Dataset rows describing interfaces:
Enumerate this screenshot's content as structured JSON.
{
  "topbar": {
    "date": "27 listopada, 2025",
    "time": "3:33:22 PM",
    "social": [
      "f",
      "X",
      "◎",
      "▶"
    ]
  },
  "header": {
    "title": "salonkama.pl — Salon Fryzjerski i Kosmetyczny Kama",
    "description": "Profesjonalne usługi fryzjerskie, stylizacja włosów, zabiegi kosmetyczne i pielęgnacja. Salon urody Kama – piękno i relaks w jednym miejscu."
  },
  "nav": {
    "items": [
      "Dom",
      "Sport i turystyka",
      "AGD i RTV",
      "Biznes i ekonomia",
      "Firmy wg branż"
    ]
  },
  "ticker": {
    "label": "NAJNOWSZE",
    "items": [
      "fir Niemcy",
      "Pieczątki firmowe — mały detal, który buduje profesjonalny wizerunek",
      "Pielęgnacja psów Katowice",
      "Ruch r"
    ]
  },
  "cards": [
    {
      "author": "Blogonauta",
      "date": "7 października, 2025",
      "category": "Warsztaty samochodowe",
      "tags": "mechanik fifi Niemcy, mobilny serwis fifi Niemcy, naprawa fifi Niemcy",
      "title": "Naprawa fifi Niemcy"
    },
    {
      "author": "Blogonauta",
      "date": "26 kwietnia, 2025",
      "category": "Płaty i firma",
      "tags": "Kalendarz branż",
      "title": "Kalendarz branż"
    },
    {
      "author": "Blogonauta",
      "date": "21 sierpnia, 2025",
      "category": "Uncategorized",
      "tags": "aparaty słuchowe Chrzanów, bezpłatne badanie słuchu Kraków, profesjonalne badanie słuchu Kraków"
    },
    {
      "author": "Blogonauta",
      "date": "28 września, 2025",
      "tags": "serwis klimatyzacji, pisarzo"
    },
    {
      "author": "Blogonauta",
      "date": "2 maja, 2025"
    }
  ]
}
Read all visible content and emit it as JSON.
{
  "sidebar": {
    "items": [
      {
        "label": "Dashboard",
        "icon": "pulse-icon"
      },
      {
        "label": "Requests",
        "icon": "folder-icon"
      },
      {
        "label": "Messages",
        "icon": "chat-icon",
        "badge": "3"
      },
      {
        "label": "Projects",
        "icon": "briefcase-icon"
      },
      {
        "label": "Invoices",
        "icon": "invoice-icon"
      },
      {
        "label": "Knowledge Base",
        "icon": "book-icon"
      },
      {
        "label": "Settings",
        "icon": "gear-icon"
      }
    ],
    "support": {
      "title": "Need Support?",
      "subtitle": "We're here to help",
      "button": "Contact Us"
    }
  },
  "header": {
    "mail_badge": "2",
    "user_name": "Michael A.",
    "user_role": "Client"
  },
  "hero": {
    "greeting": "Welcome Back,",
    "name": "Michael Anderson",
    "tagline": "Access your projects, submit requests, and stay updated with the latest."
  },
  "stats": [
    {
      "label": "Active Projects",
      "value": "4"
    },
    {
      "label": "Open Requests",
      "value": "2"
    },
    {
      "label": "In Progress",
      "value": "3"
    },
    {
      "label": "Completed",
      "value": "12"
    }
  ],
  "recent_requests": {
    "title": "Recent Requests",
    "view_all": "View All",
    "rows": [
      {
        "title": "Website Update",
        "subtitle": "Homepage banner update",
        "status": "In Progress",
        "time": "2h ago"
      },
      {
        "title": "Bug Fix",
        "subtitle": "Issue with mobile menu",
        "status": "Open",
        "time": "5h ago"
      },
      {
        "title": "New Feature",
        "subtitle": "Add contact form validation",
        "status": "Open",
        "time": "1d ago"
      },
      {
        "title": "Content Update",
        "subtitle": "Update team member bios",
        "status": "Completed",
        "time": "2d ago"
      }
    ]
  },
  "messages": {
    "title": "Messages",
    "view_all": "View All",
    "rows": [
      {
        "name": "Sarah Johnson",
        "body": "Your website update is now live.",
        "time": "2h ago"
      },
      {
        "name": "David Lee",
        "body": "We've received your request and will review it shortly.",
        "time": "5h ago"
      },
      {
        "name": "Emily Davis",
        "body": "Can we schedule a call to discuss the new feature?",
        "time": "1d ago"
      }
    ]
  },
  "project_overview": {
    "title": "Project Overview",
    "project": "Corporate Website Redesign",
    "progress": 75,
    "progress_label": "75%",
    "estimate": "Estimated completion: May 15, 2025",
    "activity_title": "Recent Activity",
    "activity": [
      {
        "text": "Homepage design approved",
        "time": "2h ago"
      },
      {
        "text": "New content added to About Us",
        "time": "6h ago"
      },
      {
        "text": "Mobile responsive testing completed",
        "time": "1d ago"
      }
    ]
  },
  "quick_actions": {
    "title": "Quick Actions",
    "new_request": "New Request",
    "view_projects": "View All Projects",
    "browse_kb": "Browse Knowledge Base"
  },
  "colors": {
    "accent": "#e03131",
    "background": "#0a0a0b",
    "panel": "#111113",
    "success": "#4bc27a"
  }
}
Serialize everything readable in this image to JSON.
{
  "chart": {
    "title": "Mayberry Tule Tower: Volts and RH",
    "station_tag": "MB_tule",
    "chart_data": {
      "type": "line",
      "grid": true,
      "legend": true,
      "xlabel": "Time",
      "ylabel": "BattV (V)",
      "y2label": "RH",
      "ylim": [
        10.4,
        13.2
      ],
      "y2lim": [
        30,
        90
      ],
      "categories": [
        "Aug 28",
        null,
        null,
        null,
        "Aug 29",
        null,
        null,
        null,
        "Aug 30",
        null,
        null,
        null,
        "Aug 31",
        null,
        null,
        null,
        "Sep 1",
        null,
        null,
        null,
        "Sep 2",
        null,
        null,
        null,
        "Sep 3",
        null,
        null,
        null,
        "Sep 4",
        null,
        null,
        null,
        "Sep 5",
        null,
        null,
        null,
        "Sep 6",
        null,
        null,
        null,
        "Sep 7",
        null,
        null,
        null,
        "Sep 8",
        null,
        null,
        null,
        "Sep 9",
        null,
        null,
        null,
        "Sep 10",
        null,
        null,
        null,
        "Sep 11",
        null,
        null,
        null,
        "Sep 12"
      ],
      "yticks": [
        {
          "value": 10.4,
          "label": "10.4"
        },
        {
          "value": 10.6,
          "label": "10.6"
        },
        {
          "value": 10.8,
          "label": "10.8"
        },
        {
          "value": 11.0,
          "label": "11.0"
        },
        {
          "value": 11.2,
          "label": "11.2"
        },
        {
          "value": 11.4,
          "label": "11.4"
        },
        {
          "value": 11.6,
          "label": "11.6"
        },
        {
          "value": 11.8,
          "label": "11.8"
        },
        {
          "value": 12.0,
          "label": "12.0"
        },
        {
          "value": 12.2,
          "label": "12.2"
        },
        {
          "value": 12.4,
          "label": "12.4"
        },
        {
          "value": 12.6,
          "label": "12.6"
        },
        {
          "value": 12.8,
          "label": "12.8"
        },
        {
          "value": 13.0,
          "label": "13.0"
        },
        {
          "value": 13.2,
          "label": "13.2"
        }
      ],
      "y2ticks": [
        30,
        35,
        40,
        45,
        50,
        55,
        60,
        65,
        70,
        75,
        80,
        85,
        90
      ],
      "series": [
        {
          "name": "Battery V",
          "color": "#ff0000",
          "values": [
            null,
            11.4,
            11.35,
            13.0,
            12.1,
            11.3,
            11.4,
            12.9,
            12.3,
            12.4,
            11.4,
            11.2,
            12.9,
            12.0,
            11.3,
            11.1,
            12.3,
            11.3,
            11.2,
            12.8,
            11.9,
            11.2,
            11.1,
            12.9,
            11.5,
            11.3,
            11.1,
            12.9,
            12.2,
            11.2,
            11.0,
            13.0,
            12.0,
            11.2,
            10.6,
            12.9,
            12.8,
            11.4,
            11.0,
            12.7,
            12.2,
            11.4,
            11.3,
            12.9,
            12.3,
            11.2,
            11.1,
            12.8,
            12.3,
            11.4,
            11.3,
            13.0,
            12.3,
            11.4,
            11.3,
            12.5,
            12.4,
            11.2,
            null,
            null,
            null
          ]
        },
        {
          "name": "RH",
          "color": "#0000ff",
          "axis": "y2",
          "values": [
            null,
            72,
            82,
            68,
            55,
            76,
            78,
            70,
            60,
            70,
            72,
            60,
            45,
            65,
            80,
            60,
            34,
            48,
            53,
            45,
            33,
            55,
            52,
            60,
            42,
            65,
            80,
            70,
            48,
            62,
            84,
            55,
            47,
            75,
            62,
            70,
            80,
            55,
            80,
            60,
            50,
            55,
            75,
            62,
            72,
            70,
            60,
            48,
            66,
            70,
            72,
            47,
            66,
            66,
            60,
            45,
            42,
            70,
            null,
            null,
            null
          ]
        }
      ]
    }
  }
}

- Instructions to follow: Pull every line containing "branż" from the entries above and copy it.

- Result of the task:
      "Firmy wg branż"
      "tags": "Kalendarz branż",
      "title": "Kalendarz branż"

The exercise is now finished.